5 Ways to Help with Parkinson’s Care when you Live Far Away
Monday, 29th February 2016

If you live far away from a loved one with Parkinson’s, you may feel limited in how much you can help out. Our community shares advice on simple ways to feel more connected and involved, whether you and your loved one live a car ride or a flight apart.

As you reach out, remember that long-distance support can be emotionally draining. You may feel anxious or guilty when you’re away from your loved one, or stressed about fitting everything into a short visit. Know that these feelings are normal, and try talking with a friend or use other emotional management tips to help.

Keep your own binder or another organisational system with your loved one’s medical information. Keep track of medications your loved one takes, contact information for his or her doctors and other notes about care. Create a contact list of neighbours and friends who you can reach out to in case of an emergency.

Call, email or Skype most days, depending on your loved one’s preferences. Parkinson’s disease can impact speech, making phone calls difficult. For others, typing an email may pose a challenge. Try to reach out once a day in whichever way works best for you and your loved one.

If you can, occasionally have meals delivered or hire someone to do housework or garden work.
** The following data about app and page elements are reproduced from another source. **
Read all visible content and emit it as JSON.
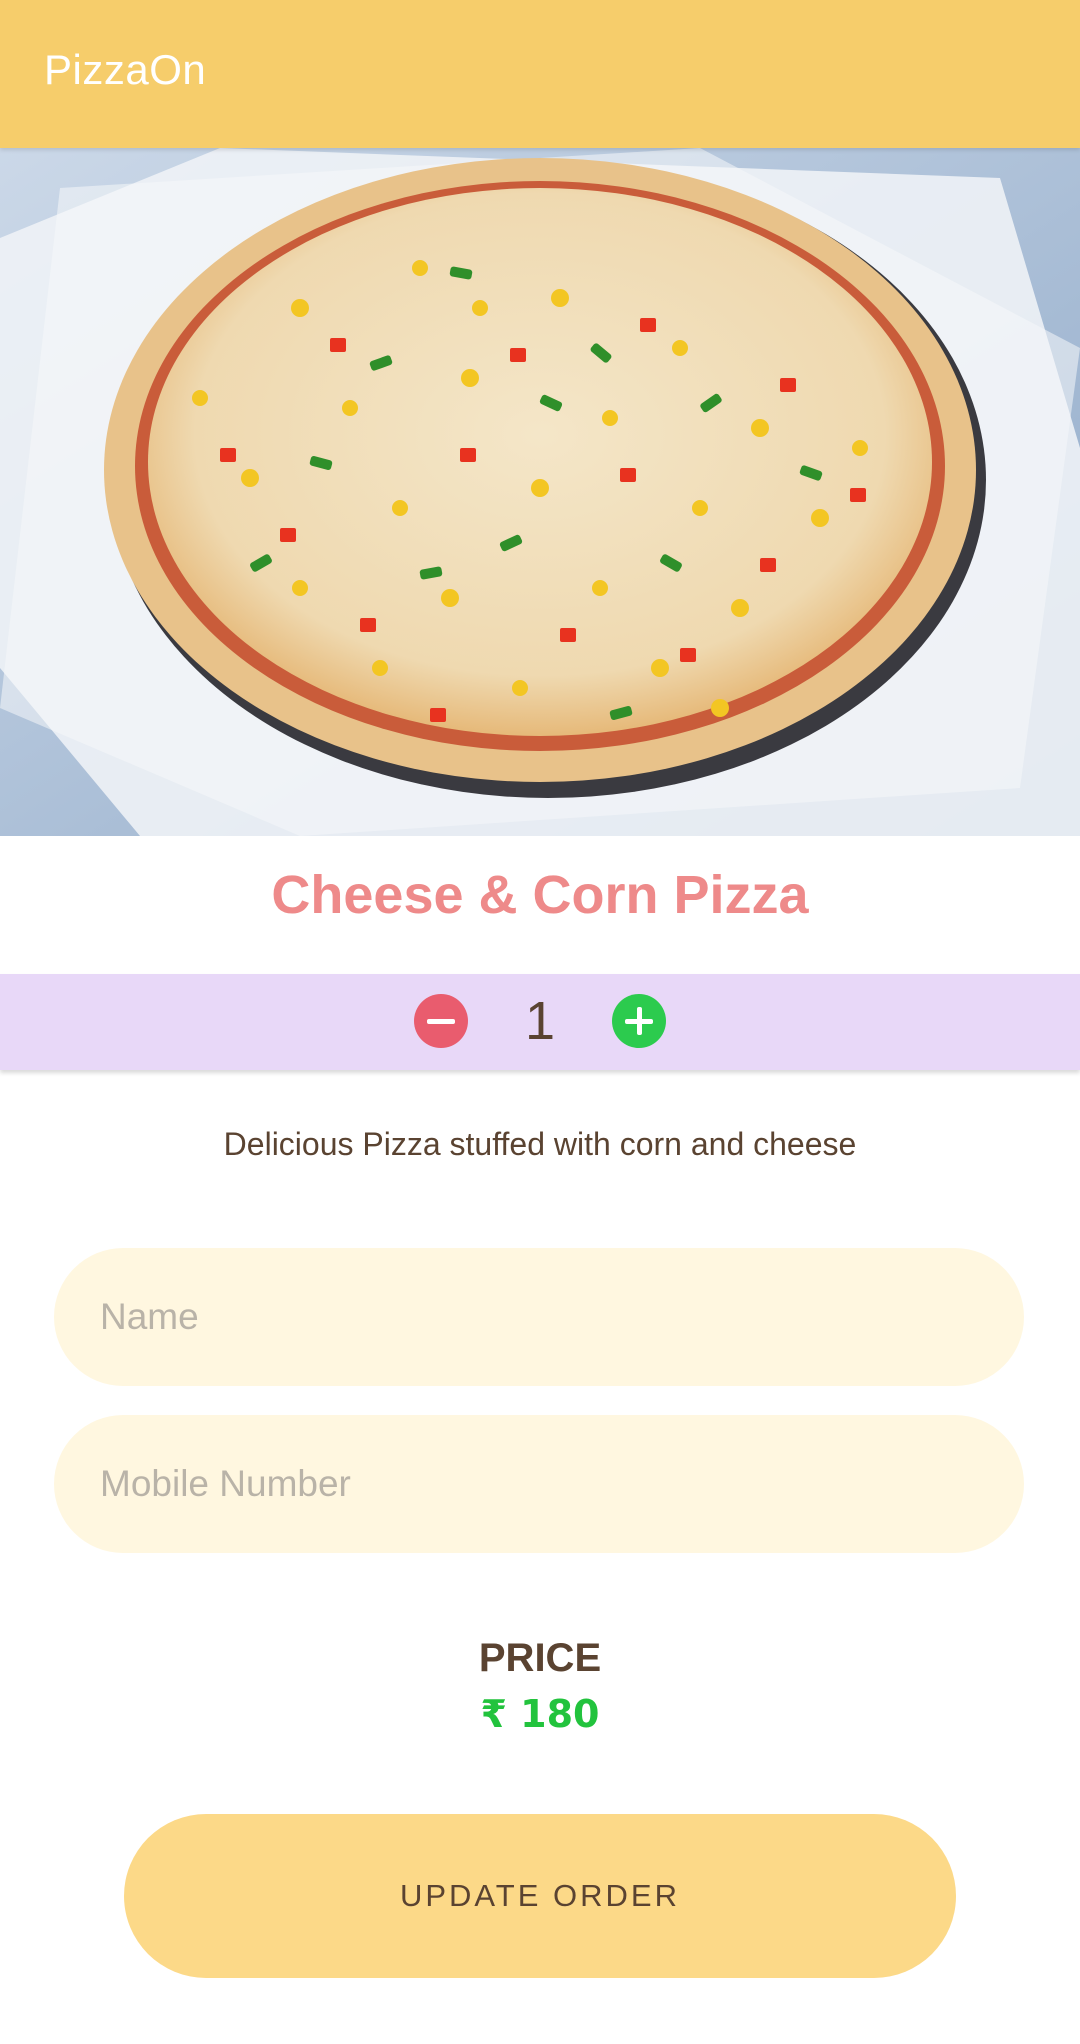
{
  "app_bar": {
    "title": "PizzaOn",
    "background_color": "#F6CD6B"
  },
  "product": {
    "image_icon": "pizza-photo",
    "name": "Cheese & Corn Pizza",
    "description": "Delicious Pizza stuffed with corn and cheese"
  },
  "quantity": {
    "value": "1",
    "decrement_icon": "minus-circle-icon",
    "increment_icon": "plus-circle-icon",
    "decrement_color": "#E95C6E",
    "increment_color": "#2CCB4E"
  },
  "form": {
    "name_placeholder": "Name",
    "mobile_placeholder": "Mobile Number"
  },
  "price": {
    "label": "PRICE",
    "value": "₹ 180",
    "color": "#22C33D"
  },
  "actions": {
    "update_label": "UPDATE ORDER"
  }
}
Your loved one and/or the primary caregiver will appreciate the small break.

Ask how the primary caregiver is doing, too. As part of your check-in calls, chat with the primary caregiver. Caregiving can be stressful, and talking about it can help.

Make the most of your visits. Catch up on medical updates and ask about symptoms your loved one has experienced since you last visited. And talk about shared interests that aren’t related to Parkinson’s. Your visit can also be a good opportunity to give the primary caregiver the night off.

Source: The Michael J. Fox Foundation for Parkinson’s research

For more information on living with Parkinson’s – whether you are a carer, have Parkinson’s or a family or friend of someone with Parkinson’s.